Problem
Across the entries below, how many lines contain the word "JSON"? Give the number alone.

Given data

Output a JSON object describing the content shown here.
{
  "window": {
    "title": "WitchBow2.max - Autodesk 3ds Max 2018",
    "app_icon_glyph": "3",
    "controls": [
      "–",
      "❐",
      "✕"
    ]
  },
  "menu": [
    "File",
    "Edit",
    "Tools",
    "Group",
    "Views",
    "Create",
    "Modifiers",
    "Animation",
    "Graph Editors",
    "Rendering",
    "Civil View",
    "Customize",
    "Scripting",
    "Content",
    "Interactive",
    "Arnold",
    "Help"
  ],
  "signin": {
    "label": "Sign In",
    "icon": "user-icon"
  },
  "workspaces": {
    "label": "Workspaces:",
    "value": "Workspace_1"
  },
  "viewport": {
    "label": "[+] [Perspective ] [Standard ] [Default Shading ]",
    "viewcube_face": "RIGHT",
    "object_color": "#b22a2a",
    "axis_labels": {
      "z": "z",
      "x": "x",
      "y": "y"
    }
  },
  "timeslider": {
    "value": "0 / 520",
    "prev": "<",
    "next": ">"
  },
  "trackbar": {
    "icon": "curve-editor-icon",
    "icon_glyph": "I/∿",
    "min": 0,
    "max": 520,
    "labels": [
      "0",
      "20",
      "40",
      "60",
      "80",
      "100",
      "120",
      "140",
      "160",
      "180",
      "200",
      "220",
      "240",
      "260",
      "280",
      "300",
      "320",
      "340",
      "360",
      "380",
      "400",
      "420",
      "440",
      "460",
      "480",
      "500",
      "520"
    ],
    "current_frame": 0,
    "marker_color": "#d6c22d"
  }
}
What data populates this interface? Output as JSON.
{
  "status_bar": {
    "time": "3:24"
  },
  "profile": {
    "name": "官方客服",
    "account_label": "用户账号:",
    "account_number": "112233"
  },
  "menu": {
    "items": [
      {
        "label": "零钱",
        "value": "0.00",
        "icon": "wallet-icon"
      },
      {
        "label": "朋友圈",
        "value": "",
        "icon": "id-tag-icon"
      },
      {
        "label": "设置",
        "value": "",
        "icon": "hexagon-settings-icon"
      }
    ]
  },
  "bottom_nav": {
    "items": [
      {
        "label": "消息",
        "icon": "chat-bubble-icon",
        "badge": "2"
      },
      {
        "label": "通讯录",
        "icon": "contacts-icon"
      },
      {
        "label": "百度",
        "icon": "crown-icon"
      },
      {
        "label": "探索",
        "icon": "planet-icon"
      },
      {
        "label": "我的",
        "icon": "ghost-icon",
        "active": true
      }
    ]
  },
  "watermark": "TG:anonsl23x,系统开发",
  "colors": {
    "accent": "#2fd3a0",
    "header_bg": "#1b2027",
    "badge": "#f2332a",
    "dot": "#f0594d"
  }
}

Result of this task
2